"Catharina and Margarita" :- These two stunning stained glass windows are located in the Narthex of Saint Paul's Church in West Street, Brighton. On the church website Saint Paul's it says this about the window on the left :- "S Catherine of Alexandria, (d. circa 310) The palm she holds indicates she was a martyr. She carries a book that represents her great learning, with which she argued against the pagan philosophers. She was martyred on a spiked wheel." and then describes the window on the right :- "S Margaret of Antioch, (d. circa 304) was another popular maiden martyr who is shown holding her palm and crushing a dragon with the cross of faith."

All Photography Copyright © Justin Hill

Tuesday, 6 May 2014

Emerald, Flat World and Blenheim House

"Emerald" :- I shot this nearly two years ago on the 29th May 2012 and it's been on file ever since, today is the day I release it into the wild. Somewhere along the Falmer Road between Woodingdean and the village of Falmer there's a footpath that you can take that leads you up and over the downs towards the village of Kingston. The path is known as the "South Downs Way" and it winds along, dips and rises through a very rural and picturesque part of Sussex, England. The greenery is lush and vibrant and the scenery is wonderful if you have a few hours to spare to walk the route. This image was taken from the path.

"Flat World" :- Low tide on the beach at Ovingdean Gap creates a surreal and alien landscape. No manmade structures. No vehicles, boats or planes. No evidence of life whatsoever. Just a flat, open space with a few rocks in the foreground and nothing more. The only thing that tells you this was shot on Earth is the one thing that makes us unique (as far as we know). Water. Vast expanses of deep water. Tides pullng in and out, rising and falling. It makes us stand out above all other planets we've so far discovered. But we never know what's around the corner...

"Blenheim House" :- English Heritage have awarded this building Grade II status. Like much of Brighton's buildings and architecture there's a lot of history attached. Building around the Old Steine in Brighton started in 1760 and continued throughout the 19th century.
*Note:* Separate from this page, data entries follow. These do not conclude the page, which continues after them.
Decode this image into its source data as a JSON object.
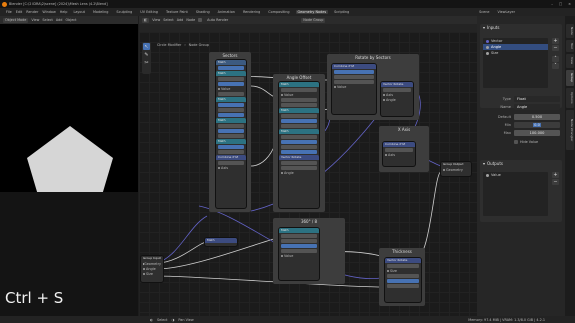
{
  "titlebar": {
    "title": "Blender [C:\\2 IDRA\\2\\scene] (2024)\\Mesh Lens (4.2\\Blend]"
  },
  "menubar": {
    "menus": [
      "File",
      "Edit",
      "Render",
      "Window",
      "Help"
    ],
    "workspaces": [
      "Layout",
      "Modeling",
      "Sculpting",
      "UV Editing",
      "Texture Paint",
      "Shading",
      "Animation",
      "Rendering",
      "Compositing",
      "Geometry Nodes",
      "Scripting"
    ],
    "active_workspace": "Geometry Nodes",
    "scene": "Scene",
    "view_layer": "ViewLayer"
  },
  "left": {
    "mode": "Object Mode",
    "menus": [
      "View",
      "Select",
      "Add",
      "Object"
    ],
    "shortcut_overlay": "Ctrl + S"
  },
  "node_editor": {
    "header_menus": [
      "View",
      "Select",
      "Add",
      "Node"
    ],
    "auto_render_label": "Auto Render",
    "node_group": "Node Group",
    "breadcrumb": [
      "Circle Modifier",
      "Node Group"
    ],
    "frames": [
      "Sectors",
      "Angle Offset",
      "Rotate by Sectors",
      "X Axis",
      "360° / 8",
      "Thickness"
    ],
    "nodes": {
      "group_input": "Group Input",
      "group_output": "Group Output",
      "rotate_title": "Vector Rotate",
      "combine_title": "Combine XYZ",
      "math_title": "Math",
      "geometry_label": "Geometry",
      "angle_label": "Angle",
      "axis_label": "Axis",
      "value_label": "Value",
      "size_label": "Size"
    }
  },
  "right_panel": {
    "inputs_title": "Inputs",
    "inputs": [
      {
        "name": "Vector",
        "active": false,
        "color": "#6363c7"
      },
      {
        "name": "Angle",
        "active": true,
        "color": "#a1a1a1"
      },
      {
        "name": "Size",
        "active": false,
        "color": "#a1a1a1"
      }
    ],
    "props": {
      "type_label": "Type",
      "type_value": "Float",
      "name_label": "Name",
      "name_value": "Angle",
      "default_label": "Default",
      "default_value": "0.500",
      "min_label": "Min",
      "min_value": "0.0",
      "max_label": "Max",
      "max_value": "100.000",
      "hide_value_label": "Hide Value"
    },
    "outputs_title": "Outputs",
    "outputs": [
      {
        "name": "Value",
        "color": "#a1a1a1"
      }
    ],
    "tabs": [
      "Node",
      "Tool",
      "View",
      "Group",
      "Options",
      "Node Wrangler"
    ],
    "active_tab": "Group"
  },
  "statusbar": {
    "select_label": "Select",
    "pan_label": "Pan View",
    "version": "Memory: 97.4 MiB | VRAM: 1.3/8.0 GiB | 4.2.1"
  }
}
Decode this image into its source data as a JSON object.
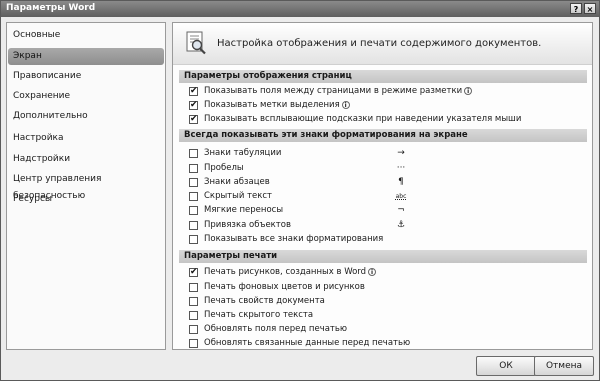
{
  "window": {
    "title": "Параметры Word",
    "help_glyph": "?",
    "close_glyph": "×"
  },
  "sidebar": {
    "items": [
      {
        "label": "Основные",
        "active": false
      },
      {
        "label": "Экран",
        "active": true
      },
      {
        "label": "Правописание",
        "active": false
      },
      {
        "label": "Сохранение",
        "active": false
      },
      {
        "label": "Дополнительно",
        "active": false
      },
      {
        "label": "Настройка",
        "active": false
      },
      {
        "label": "Надстройки",
        "active": false
      },
      {
        "label": "Центр управления безопасностью",
        "active": false
      },
      {
        "label": "Ресурсы",
        "active": false
      }
    ]
  },
  "header": {
    "text": "Настройка отображения и печати содержимого документов."
  },
  "sections": {
    "display": {
      "title": "Параметры отображения страниц",
      "options": [
        {
          "label": "Показывать поля между страницами в режиме разметки",
          "checked": true,
          "info": true
        },
        {
          "label": "Показывать метки выделения",
          "checked": true,
          "info": true
        },
        {
          "label": "Показывать всплывающие подсказки при наведении указателя мыши",
          "checked": true,
          "info": false
        }
      ]
    },
    "marks": {
      "title": "Всегда показывать эти знаки форматирования на экране",
      "options": [
        {
          "label": "Знаки табуляции",
          "checked": false,
          "symbol": "→"
        },
        {
          "label": "Пробелы",
          "checked": false,
          "symbol": "···"
        },
        {
          "label": "Знаки абзацев",
          "checked": false,
          "symbol": "¶"
        },
        {
          "label": "Скрытый текст",
          "checked": false,
          "symbol": "abc"
        },
        {
          "label": "Мягкие переносы",
          "checked": false,
          "symbol": "¬"
        },
        {
          "label": "Привязка объектов",
          "checked": false,
          "symbol": "⚓"
        },
        {
          "label": "Показывать все знаки форматирования",
          "checked": false,
          "symbol": ""
        }
      ]
    },
    "print": {
      "title": "Параметры печати",
      "options": [
        {
          "label": "Печать рисунков, созданных в Word",
          "checked": true,
          "info": true
        },
        {
          "label": "Печать фоновых цветов и рисунков",
          "checked": false,
          "info": false
        },
        {
          "label": "Печать свойств документа",
          "checked": false,
          "info": false
        },
        {
          "label": "Печать скрытого текста",
          "checked": false,
          "info": false
        },
        {
          "label": "Обновлять поля перед печатью",
          "checked": false,
          "info": false
        },
        {
          "label": "Обновлять связанные данные перед печатью",
          "checked": false,
          "info": false
        }
      ]
    }
  },
  "buttons": {
    "ok": "ОК",
    "cancel": "Отмена"
  },
  "checkmark": "✔",
  "info_glyph": "i"
}
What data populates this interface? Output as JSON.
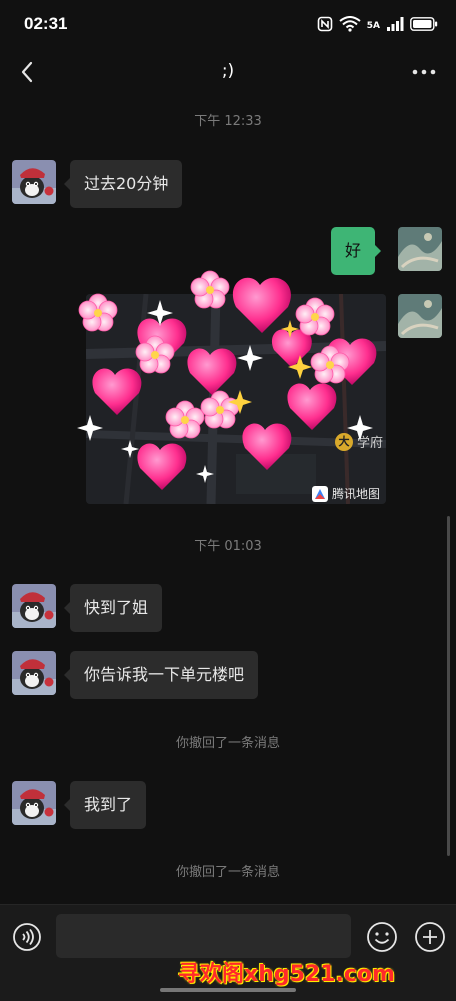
{
  "status_bar": {
    "time": "02:31",
    "network_label": "5A"
  },
  "header": {
    "title": ";)"
  },
  "messages": {
    "time1": "下午 12:33",
    "msg1": "过去20分钟",
    "msg2": "好",
    "map": {
      "poi_glyph": "大",
      "poi_label": "学府",
      "brand": "腾讯地图"
    },
    "time2": "下午 01:03",
    "msg3": "快到了姐",
    "msg4": "你告诉我一下单元楼吧",
    "recall1": "你撤回了一条消息",
    "msg5": "我到了",
    "recall2": "你撤回了一条消息"
  },
  "watermark": "寻欢阁xhg521.com",
  "colors": {
    "background": "#111111",
    "bubble_incoming": "#2c2c2c",
    "bubble_outgoing": "#3eb575",
    "watermark": "#ff2a2a"
  },
  "icons": [
    "back-icon",
    "more-icon",
    "voice-icon",
    "emoji-icon",
    "plus-icon"
  ]
}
Blenheim House was one of the earlier buildings constructed and it was once used and known as "The Albany School for Girls". Somewhere around 1875/76 the building underwent a complete rebuild by a firm called "Clayton & Black". The firm then went on to extended the Brighton Friends Meeting House (built for the Quakers) and also redesigned and extended the famous Theatre Royal in New Road. The company slowly rebuilt parts of Brighton and also created a lot of buildings that are famous in their own right including The Duke of York's Picture House which is still the oldest cinema in continuous use in Britain.

All Photography Copyright © Justin Hill